found poems

2 posts

Warming Up to Tarjei Vesaas’s Ice Palace

ice palace

On the back of Tarjei Vesaas’s book, The Ice Palace, is a blurb by Nova that reads, “Believable and haunting…this beautiful neo-prose poem is as sombre and Scandinavian as a Bergman film.”

I can’t vouch for the Bergman film bit (I think I’ve seen all of one), but I’m all in on the “haunting” and the “beautiful” and the “sombre” parts. As for “neo-prose poem,” I guess that is because it is a novel, not a prose poem, so the prefix gives Nova poetic license to call it such.

Shall we put it to the prose poem test? Here’s a paragraph describing the ice palace itself–a structure which is a collaboration between winter and a waterfall in Norway–to consider. Put your neo- goggles on and see what you think:

“The sun had suddenly disappeared. There was a ravine with steep sides; the sun would perhaps reach into it later, but now it was in ice-cold shadow. Unn looked down into an enchanted world of small pinnacles, gables, frosted domes, soft curves, and confused tracery. All of it was ice, and the water spurted between, building it up continually. Branches of the waterfall had been diverted and rushed into new channels, creating new forms. Everything shone. The sun had not yet come, but it shone ice-blue and green of itself, and deathly cold. The waterfall plunged into the middle of it as if diving into a black cellar. Up on the edge of the rock the water spread out in stripes, the color changing from black to green, from green to yellow and white, as the fall became wilder. A booming came from the cellar-hole where the water dashed itself into white foam against the stones on the bottom. Huge puffs of mist rose into the air.”

Such description could easily become a found poem of the neo-lyric variety, no? Heck with the 500-piece puzzle. Try your hand at a found poem using the above paragraph as an exercise.

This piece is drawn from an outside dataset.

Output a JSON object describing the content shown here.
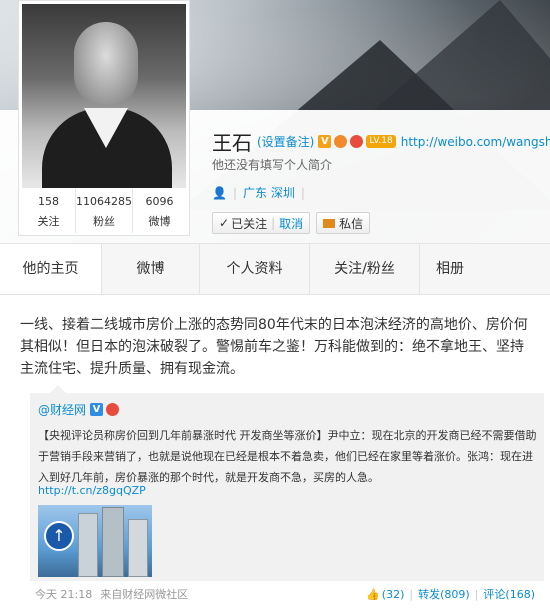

Me? I’m off to work, but look forward to some of your efforts. And no, it won’t be graded. Make your found grade an “A” why don’t you? You’ll see that poetic license melts icy grading systems every time….

Haiku-like Hemingway


Many people don’t know that Ernest Hemingway enjoyed reading poetry and, before he became famous for his short stories, even attempted a few poems. Reading A Moveable Feast, I can see why. Poetry often hides in the work of good prose writers, and as I tried fashioning found poems from young Hemingway’s spare language, I discovered an almost Eastern simplicity to them:


Haiku-like Hemingway

Paris in winter,
clear and cold and lovely.
Our apartment, though,
warm and cheerful.
We burn boulets
molded, egg-shaped lumps
of coal dust.

Outside, accustomed
to bare trees against the sky,
I walk on fresh-washed gravel paths
through Luxembourg Gardens.
The clear, sharp wind.

Winter winds blow across
surfaces of the ponds
and the fountains
blow in the bright light.

The fireplace draws well,
warm and pleasant to work.
I bring mandarines,
roasted chestnuts
in paper packets, peel
and eat the small
tangerine-like oranges,
throwing skins
and spitting seeds
in the fire.

I am hungry
with the walking and the cold
and the working.
Hunger is good discipline.